The Baofeng UV-5R radio has been very popular in the amateur radio world recently. For the low price of $30-$40 dollars, this handheld packs a lot of features. Unfortunately, due the documentation from the manufacturer is poor. As a result, many useful features of this radio aren’t immediately obvious.
One example is the Baofeng’s ability to handle cross-band splits. That means listening on a UHF frequency and transmitting on VHF (or the other way around).
Normally, repeaters are set up “in-band”, meaning that the output and input frequencies are on the same band, often shifted up or down 600Khz or 5Mhz apart. In that case, programming the Baofeng is easy: type in the output frequency and use the OFFSET and SFT-D menus to program the appropriate shift.

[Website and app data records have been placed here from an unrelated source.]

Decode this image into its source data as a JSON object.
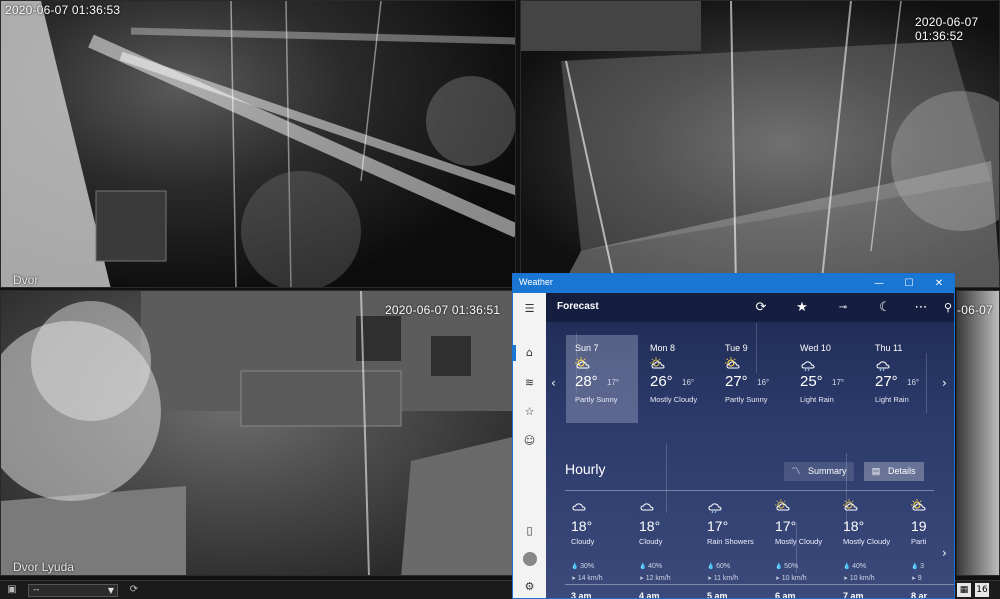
{
  "cameras": [
    {
      "timestamp": "2020-06-07 01:36:53",
      "label": "Dvor"
    },
    {
      "timestamp": "2020-06-07 01:36:52",
      "label": ""
    },
    {
      "timestamp": "2020-06-07 01:36:51",
      "label": "Dvor Lyuda"
    },
    {
      "timestamp": "-06-07",
      "label": ""
    }
  ],
  "toolbar": {
    "camera_select_value": "--",
    "grid_label": "16"
  },
  "weather": {
    "window_title": "Weather",
    "page_title": "Forecast",
    "daily": [
      {
        "day": "Sun 7",
        "high": "28°",
        "low": "17°",
        "condition": "Partly Sunny",
        "icon": "partly-sunny"
      },
      {
        "day": "Mon 8",
        "high": "26°",
        "low": "16°",
        "condition": "Mostly Cloudy",
        "icon": "mostly-cloudy"
      },
      {
        "day": "Tue 9",
        "high": "27°",
        "low": "16°",
        "condition": "Partly Sunny",
        "icon": "partly-sunny"
      },
      {
        "day": "Wed 10",
        "high": "25°",
        "low": "17°",
        "condition": "Light Rain",
        "icon": "light-rain"
      },
      {
        "day": "Thu 11",
        "high": "27°",
        "low": "16°",
        "condition": "Light Rain",
        "icon": "light-rain"
      }
    ],
    "hourly_title": "Hourly",
    "summary_label": "Summary",
    "details_label": "Details",
    "hourly": [
      {
        "temp": "18°",
        "condition": "Cloudy",
        "precip": "30%",
        "wind": "14 km/h",
        "time": "3 am",
        "icon": "cloudy"
      },
      {
        "temp": "18°",
        "condition": "Cloudy",
        "precip": "40%",
        "wind": "12 km/h",
        "time": "4 am",
        "icon": "cloudy"
      },
      {
        "temp": "17°",
        "condition": "Rain Showers",
        "precip": "60%",
        "wind": "11 km/h",
        "time": "5 am",
        "icon": "rain-showers"
      },
      {
        "temp": "17°",
        "condition": "Mostly Cloudy",
        "precip": "50%",
        "wind": "10 km/h",
        "time": "6 am",
        "icon": "mostly-cloudy"
      },
      {
        "temp": "18°",
        "condition": "Mostly Cloudy",
        "precip": "40%",
        "wind": "10 km/h",
        "time": "7 am",
        "icon": "mostly-cloudy"
      },
      {
        "temp": "19",
        "condition": "Parti",
        "precip": "3",
        "wind": "9",
        "time": "8 ar",
        "icon": "partly-sunny"
      }
    ]
  }
}
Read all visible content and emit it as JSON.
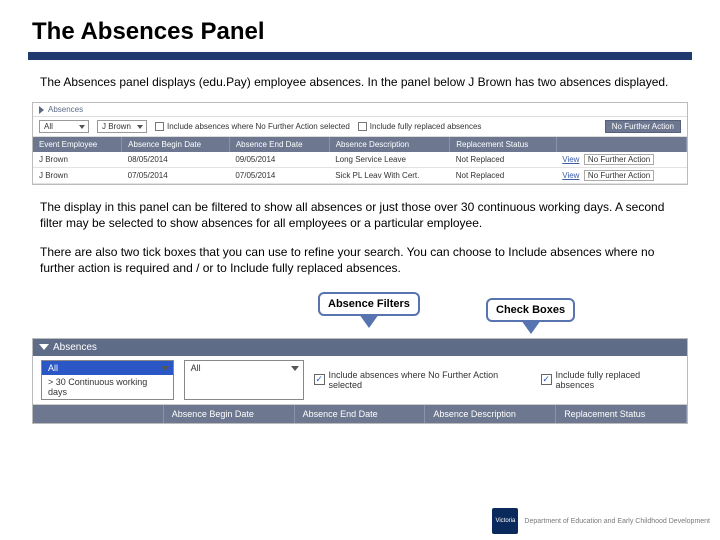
{
  "title": "The Absences Panel",
  "intro": "The Absences panel displays (edu.Pay) employee absences. In the panel below J Brown has two absences displayed.",
  "panel1": {
    "header": "Absences",
    "filter_all": "All",
    "filter_emp": "J Brown",
    "chk1_label": "Include absences where No Further Action selected",
    "chk2_label": "Include fully replaced absences",
    "nfa_btn": "No Further Action",
    "columns": [
      "Event Employee",
      "Absence Begin Date",
      "Absence End Date",
      "Absence Description",
      "Replacement Status",
      ""
    ],
    "rows": [
      {
        "emp": "J Brown",
        "begin": "08/05/2014",
        "end": "09/05/2014",
        "desc": "Long Service Leave",
        "status": "Not Replaced",
        "link": "View",
        "action": "No Further Action"
      },
      {
        "emp": "J Brown",
        "begin": "07/05/2014",
        "end": "07/05/2014",
        "desc": "Sick PL Leav With Cert.",
        "status": "Not Replaced",
        "link": "View",
        "action": "No Further Action"
      }
    ]
  },
  "para2": "The display in this panel can be filtered to show all absences or just those over 30 continuous working days.  A second filter may be selected to show absences for all employees or a particular employee.",
  "para3": "There are also two tick boxes that you can use to refine your search. You can choose to Include absences where no further action is required and / or to Include fully replaced absences.",
  "callout1": "Absence Filters",
  "callout2": "Check Boxes",
  "panel2": {
    "header": "Absences",
    "dd_open_sel": "All",
    "dd_open_opt": "> 30 Continuous working days",
    "dd2_val": "All",
    "chk1_label": "Include absences where No Further Action selected",
    "chk2_label": "Include fully replaced absences",
    "columns": [
      "",
      "Absence Begin Date",
      "Absence End Date",
      "Absence Description",
      "Replacement Status"
    ]
  },
  "footer": {
    "badge": "Victoria",
    "text": "Department of Education and Early Childhood Development"
  }
}
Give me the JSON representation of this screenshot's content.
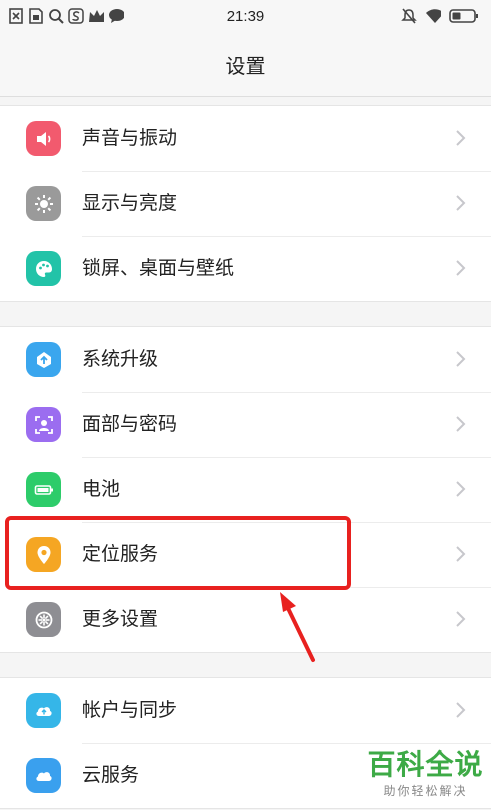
{
  "status_bar": {
    "time": "21:39",
    "left_icons": [
      "sim-x-icon",
      "sim-card-icon",
      "search-icon",
      "s-app-icon",
      "crown-icon",
      "chat-bubble-icon"
    ],
    "right_icons": [
      "mute-icon",
      "wifi-icon",
      "battery-icon"
    ]
  },
  "header": {
    "title": "设置"
  },
  "groups": [
    {
      "items": [
        {
          "label": "声音与振动",
          "icon": "speaker-icon",
          "color": "#f25a6e"
        },
        {
          "label": "显示与亮度",
          "icon": "sun-icon",
          "color": "#9a9a9a"
        },
        {
          "label": "锁屏、桌面与壁纸",
          "icon": "palette-icon",
          "color": "#22c3a8"
        }
      ]
    },
    {
      "items": [
        {
          "label": "系统升级",
          "icon": "upgrade-icon",
          "color": "#3aa6ee"
        },
        {
          "label": "面部与密码",
          "icon": "face-id-icon",
          "color": "#9b6df0"
        },
        {
          "label": "电池",
          "icon": "battery-icon",
          "color": "#2dcc6a"
        },
        {
          "label": "定位服务",
          "icon": "location-pin-icon",
          "color": "#f5a623"
        },
        {
          "label": "更多设置",
          "icon": "gear-icon",
          "color": "#8e8e93"
        }
      ]
    },
    {
      "items": [
        {
          "label": "帐户与同步",
          "icon": "cloud-sync-icon",
          "color": "#35b6e8"
        },
        {
          "label": "云服务",
          "icon": "cloud-icon",
          "color": "#3aa0ee"
        }
      ]
    }
  ],
  "annotation": {
    "highlight_color": "#e8211f",
    "highlighted_item": "定位服务"
  },
  "watermark": {
    "main": "百科全说",
    "sub": "助你轻松解决"
  }
}
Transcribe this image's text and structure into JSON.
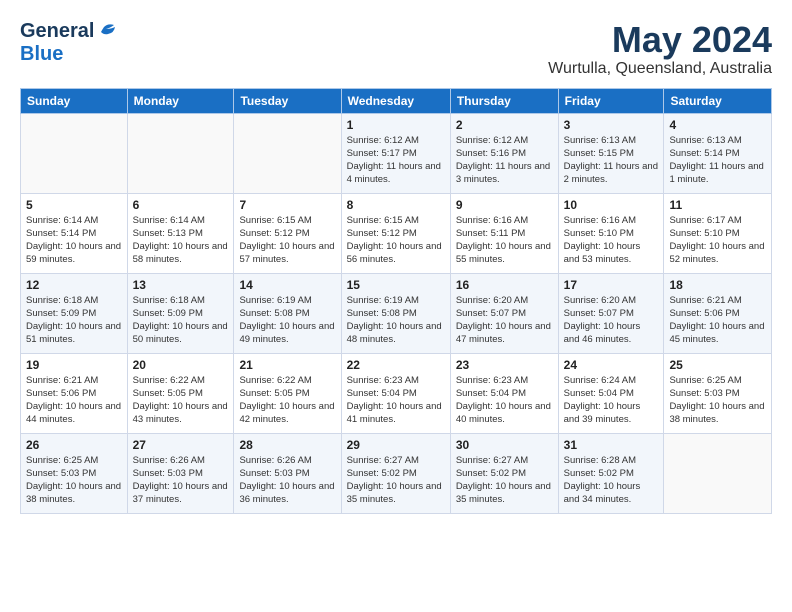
{
  "header": {
    "logo_general": "General",
    "logo_blue": "Blue",
    "title": "May 2024",
    "subtitle": "Wurtulla, Queensland, Australia"
  },
  "days_of_week": [
    "Sunday",
    "Monday",
    "Tuesday",
    "Wednesday",
    "Thursday",
    "Friday",
    "Saturday"
  ],
  "weeks": [
    [
      {
        "day": "",
        "info": ""
      },
      {
        "day": "",
        "info": ""
      },
      {
        "day": "",
        "info": ""
      },
      {
        "day": "1",
        "info": "Sunrise: 6:12 AM\nSunset: 5:17 PM\nDaylight: 11 hours\nand 4 minutes."
      },
      {
        "day": "2",
        "info": "Sunrise: 6:12 AM\nSunset: 5:16 PM\nDaylight: 11 hours\nand 3 minutes."
      },
      {
        "day": "3",
        "info": "Sunrise: 6:13 AM\nSunset: 5:15 PM\nDaylight: 11 hours\nand 2 minutes."
      },
      {
        "day": "4",
        "info": "Sunrise: 6:13 AM\nSunset: 5:14 PM\nDaylight: 11 hours\nand 1 minute."
      }
    ],
    [
      {
        "day": "5",
        "info": "Sunrise: 6:14 AM\nSunset: 5:14 PM\nDaylight: 10 hours\nand 59 minutes."
      },
      {
        "day": "6",
        "info": "Sunrise: 6:14 AM\nSunset: 5:13 PM\nDaylight: 10 hours\nand 58 minutes."
      },
      {
        "day": "7",
        "info": "Sunrise: 6:15 AM\nSunset: 5:12 PM\nDaylight: 10 hours\nand 57 minutes."
      },
      {
        "day": "8",
        "info": "Sunrise: 6:15 AM\nSunset: 5:12 PM\nDaylight: 10 hours\nand 56 minutes."
      },
      {
        "day": "9",
        "info": "Sunrise: 6:16 AM\nSunset: 5:11 PM\nDaylight: 10 hours\nand 55 minutes."
      },
      {
        "day": "10",
        "info": "Sunrise: 6:16 AM\nSunset: 5:10 PM\nDaylight: 10 hours\nand 53 minutes."
      },
      {
        "day": "11",
        "info": "Sunrise: 6:17 AM\nSunset: 5:10 PM\nDaylight: 10 hours\nand 52 minutes."
      }
    ],
    [
      {
        "day": "12",
        "info": "Sunrise: 6:18 AM\nSunset: 5:09 PM\nDaylight: 10 hours\nand 51 minutes."
      },
      {
        "day": "13",
        "info": "Sunrise: 6:18 AM\nSunset: 5:09 PM\nDaylight: 10 hours\nand 50 minutes."
      },
      {
        "day": "14",
        "info": "Sunrise: 6:19 AM\nSunset: 5:08 PM\nDaylight: 10 hours\nand 49 minutes."
      },
      {
        "day": "15",
        "info": "Sunrise: 6:19 AM\nSunset: 5:08 PM\nDaylight: 10 hours\nand 48 minutes."
      },
      {
        "day": "16",
        "info": "Sunrise: 6:20 AM\nSunset: 5:07 PM\nDaylight: 10 hours\nand 47 minutes."
      },
      {
        "day": "17",
        "info": "Sunrise: 6:20 AM\nSunset: 5:07 PM\nDaylight: 10 hours\nand 46 minutes."
      },
      {
        "day": "18",
        "info": "Sunrise: 6:21 AM\nSunset: 5:06 PM\nDaylight: 10 hours\nand 45 minutes."
      }
    ],
    [
      {
        "day": "19",
        "info": "Sunrise: 6:21 AM\nSunset: 5:06 PM\nDaylight: 10 hours\nand 44 minutes."
      },
      {
        "day": "20",
        "info": "Sunrise: 6:22 AM\nSunset: 5:05 PM\nDaylight: 10 hours\nand 43 minutes."
      },
      {
        "day": "21",
        "info": "Sunrise: 6:22 AM\nSunset: 5:05 PM\nDaylight: 10 hours\nand 42 minutes."
      },
      {
        "day": "22",
        "info": "Sunrise: 6:23 AM\nSunset: 5:04 PM\nDaylight: 10 hours\nand 41 minutes."
      },
      {
        "day": "23",
        "info": "Sunrise: 6:23 AM\nSunset: 5:04 PM\nDaylight: 10 hours\nand 40 minutes."
      },
      {
        "day": "24",
        "info": "Sunrise: 6:24 AM\nSunset: 5:04 PM\nDaylight: 10 hours\nand 39 minutes."
      },
      {
        "day": "25",
        "info": "Sunrise: 6:25 AM\nSunset: 5:03 PM\nDaylight: 10 hours\nand 38 minutes."
      }
    ],
    [
      {
        "day": "26",
        "info": "Sunrise: 6:25 AM\nSunset: 5:03 PM\nDaylight: 10 hours\nand 38 minutes."
      },
      {
        "day": "27",
        "info": "Sunrise: 6:26 AM\nSunset: 5:03 PM\nDaylight: 10 hours\nand 37 minutes."
      },
      {
        "day": "28",
        "info": "Sunrise: 6:26 AM\nSunset: 5:03 PM\nDaylight: 10 hours\nand 36 minutes."
      },
      {
        "day": "29",
        "info": "Sunrise: 6:27 AM\nSunset: 5:02 PM\nDaylight: 10 hours\nand 35 minutes."
      },
      {
        "day": "30",
        "info": "Sunrise: 6:27 AM\nSunset: 5:02 PM\nDaylight: 10 hours\nand 35 minutes."
      },
      {
        "day": "31",
        "info": "Sunrise: 6:28 AM\nSunset: 5:02 PM\nDaylight: 10 hours\nand 34 minutes."
      },
      {
        "day": "",
        "info": ""
      }
    ]
  ]
}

But some repeaters are cross-band and have their input and output on a different band entirely, separated by hundreds of megahertz. In this case, programming OFFSET won’t work. This is annoying because many mobile radios now come with built-in cross-band repeaters that can be very useful for temporary situations.
Fortunately there is a way to make this work.
CHIRP is a piece of Python software for programming radios. It has drivers for the UV-5R and can let you store named frequency channels on your device if you have the Baofeng USB cable. There are many guides out there on how to connect to your Baofeng through CHIRP, so I’ll assume you can get to this screen:
Clicking on a cell in the Duplex column provides this context menu. One of the options is “split”. This allows you to enter any desired transmit frequency into the offset column and your radio will automatically switch over while you hold down the PPT button. When you’re not transmitting, it listens to the main frequency, 146.34 in this case. Tones work the same way as before. Tone is the TX tone, and ToneSQL is the RX tone.
It works! But what if you don’t have the programming equipment or you need to configure a cross-band split in the field?
Using Keypad Entry
It’s possible to do this using only the keypad. Here’s what you have to do:
- You must be in VFO mode and have display A selected (top line).
- Menu 7 (TDR) should be set to OFF.
- We are going to program into a memory slot, so make sure you have an empty channel. We’ll use CH 100.
- Let’s program the RX frequency.
- Type whatever frequency you want to listen on.
- If want to set a receive tone, set that now as well.
- We can now store the frequency by pulling up menu 27 (MEM-CH) and enter 100 to store this frequency in channel 100. Now you can exit the menu.
- Program the TX frequency
- Now type in the transmitting frequency.
- Once again, you can set the transmit tone at this point.
- Here comes the trick: We’re going to save this frequency in the same channel as above. This does not overwrite the old one. Instead, this registers as transmit frequency! Go to menu 27 (MEM-CH) again and enter 100 (or whatever channel you chose last time).
- You can now switch over to MR/channel mode and scroll to the channel you just created. The split should be programmed! You should see both the + and – symbol on the LCD.
These steps have been adapted from http://www.miklor.com/COM/UV_ProgMem.php
I am currently unaware of a method for programming cross-band splits in VFO mode only.